[Page and application data records]

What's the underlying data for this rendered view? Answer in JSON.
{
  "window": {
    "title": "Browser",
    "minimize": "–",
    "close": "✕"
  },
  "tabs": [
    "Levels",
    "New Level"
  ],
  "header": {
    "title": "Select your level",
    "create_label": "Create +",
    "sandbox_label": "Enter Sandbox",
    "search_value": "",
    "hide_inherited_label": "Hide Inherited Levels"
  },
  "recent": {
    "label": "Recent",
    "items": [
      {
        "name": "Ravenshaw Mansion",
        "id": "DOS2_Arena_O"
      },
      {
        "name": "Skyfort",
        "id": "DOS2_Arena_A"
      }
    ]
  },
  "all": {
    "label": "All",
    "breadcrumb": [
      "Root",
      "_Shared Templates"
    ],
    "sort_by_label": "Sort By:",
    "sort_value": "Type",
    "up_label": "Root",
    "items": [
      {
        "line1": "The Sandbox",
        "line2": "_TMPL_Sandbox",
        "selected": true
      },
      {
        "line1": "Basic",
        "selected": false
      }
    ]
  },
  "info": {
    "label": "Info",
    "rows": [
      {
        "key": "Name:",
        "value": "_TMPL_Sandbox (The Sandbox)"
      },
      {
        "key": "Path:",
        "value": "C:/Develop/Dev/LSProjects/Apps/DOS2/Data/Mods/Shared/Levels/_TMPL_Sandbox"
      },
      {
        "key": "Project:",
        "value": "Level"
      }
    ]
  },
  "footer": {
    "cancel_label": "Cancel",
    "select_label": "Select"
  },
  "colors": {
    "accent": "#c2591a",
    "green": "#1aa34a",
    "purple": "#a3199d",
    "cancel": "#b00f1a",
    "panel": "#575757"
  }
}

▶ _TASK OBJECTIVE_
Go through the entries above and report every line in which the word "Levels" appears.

▶ _TASK SOLUTION_
    "Levels",
    "hide_inherited_label": "Hide Inherited Levels"
        "value": "C:/Develop/Dev/LSProjects/Apps/DOS2/Data/Mods/Shared/Levels/_TMPL_Sandbox"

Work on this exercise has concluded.